Nora Barnacle was the wife of author James Joyce, and this was her house before she married him. Today, it’s a shrine to her life and their relationship. Exhibits feature photographs of the couple and letters that they wrote to one another.
Hall of the Red Earl
One of the most beautiful things of the Hall of the Red Earl is that it was lost for the better part of a millennium. Its foundations were unearthed during a construction project at the Custom House in the 1900s. Richard the Red Earl once held court here and entertained visiting guests.
Galway Irish Crystal Heritage Centre
Galway has a worldwide reputation for crystal, and it has for many years. For an up-close look at how the crystal is cut, visit this heritage centre on Dublin Road.
St Nicholas’ Collegiate Church

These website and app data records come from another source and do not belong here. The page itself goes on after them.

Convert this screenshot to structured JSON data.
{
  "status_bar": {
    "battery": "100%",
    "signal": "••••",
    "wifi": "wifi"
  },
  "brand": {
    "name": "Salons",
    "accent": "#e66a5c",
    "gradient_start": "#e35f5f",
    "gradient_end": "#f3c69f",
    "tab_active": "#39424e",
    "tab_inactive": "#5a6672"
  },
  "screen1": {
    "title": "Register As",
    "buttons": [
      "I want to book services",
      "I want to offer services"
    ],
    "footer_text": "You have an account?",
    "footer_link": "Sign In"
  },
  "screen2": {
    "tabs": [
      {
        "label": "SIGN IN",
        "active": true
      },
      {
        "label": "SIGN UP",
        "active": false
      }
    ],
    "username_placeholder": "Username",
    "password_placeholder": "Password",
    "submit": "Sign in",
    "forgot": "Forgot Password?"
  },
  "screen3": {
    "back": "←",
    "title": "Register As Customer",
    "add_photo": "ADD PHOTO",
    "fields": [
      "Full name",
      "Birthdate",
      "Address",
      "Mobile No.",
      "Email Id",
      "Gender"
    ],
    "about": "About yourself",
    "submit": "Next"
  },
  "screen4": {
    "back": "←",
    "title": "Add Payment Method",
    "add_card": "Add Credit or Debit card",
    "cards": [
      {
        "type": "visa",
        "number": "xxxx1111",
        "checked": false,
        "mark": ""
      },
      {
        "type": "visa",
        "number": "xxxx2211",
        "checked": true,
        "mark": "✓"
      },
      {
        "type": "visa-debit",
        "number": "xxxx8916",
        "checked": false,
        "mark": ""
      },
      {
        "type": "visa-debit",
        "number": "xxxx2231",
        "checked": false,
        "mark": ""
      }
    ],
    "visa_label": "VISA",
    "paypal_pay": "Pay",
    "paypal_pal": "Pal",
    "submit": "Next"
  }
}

Galway’s position on the west coast of Ireland made it an important place for Atlantic-bound sailors to weigh anchor. With that in mind, this 14th-century church (which is near the Nora Barnacle house) is named after St Nicholas, the patron saint of sailors. If you’re not convinced of the church’s clout on the high seas, consider the fact that Christopher Columbus said a prayer here before shipping off in 1477.
National Aquarium of Galway
It makes since that a city with a church worthy of Christopher Columbus’ patronage would also have the country’s largest aquarium. Kids will enjoy the splash pool and its resident sea bass. However the biggest (literally) is the skeleton that beached itself in Kerry a couple of decades ago. The bones alone weigh a whopping five metric tonnes.
Spanish Arch and Medieval Walls
The Spanish Arch is actually a vestige of the medieval walls that once encircled Galway. Historians have differing ideas regarding the original role of the arch. However, most speculate that it was used to regulate the flow of Spanish wine imports – thus the name.